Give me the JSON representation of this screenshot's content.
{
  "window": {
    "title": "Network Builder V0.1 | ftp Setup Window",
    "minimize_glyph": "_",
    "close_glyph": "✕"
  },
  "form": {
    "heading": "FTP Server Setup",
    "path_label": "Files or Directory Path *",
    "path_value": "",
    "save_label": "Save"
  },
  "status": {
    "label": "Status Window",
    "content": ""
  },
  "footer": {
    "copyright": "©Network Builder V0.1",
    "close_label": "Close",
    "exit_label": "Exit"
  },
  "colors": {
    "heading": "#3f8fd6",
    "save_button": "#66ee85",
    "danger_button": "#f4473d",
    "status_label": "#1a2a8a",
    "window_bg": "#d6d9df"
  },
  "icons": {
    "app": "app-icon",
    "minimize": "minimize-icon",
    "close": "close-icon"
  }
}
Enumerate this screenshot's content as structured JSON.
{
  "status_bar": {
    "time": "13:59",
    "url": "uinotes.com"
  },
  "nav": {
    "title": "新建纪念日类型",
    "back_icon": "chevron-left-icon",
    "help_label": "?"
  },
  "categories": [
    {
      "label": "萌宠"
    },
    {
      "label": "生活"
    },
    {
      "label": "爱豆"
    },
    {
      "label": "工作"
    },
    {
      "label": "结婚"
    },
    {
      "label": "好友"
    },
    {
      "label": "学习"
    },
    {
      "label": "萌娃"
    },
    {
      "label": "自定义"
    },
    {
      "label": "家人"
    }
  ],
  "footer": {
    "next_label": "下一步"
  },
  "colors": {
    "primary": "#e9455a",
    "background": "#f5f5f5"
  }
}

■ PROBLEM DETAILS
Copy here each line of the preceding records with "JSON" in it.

■ ANSWER TO THIS PROBLEM
Give me the JSON representation of this screenshot's content.
Enumerate this screenshot's content as structured JSON.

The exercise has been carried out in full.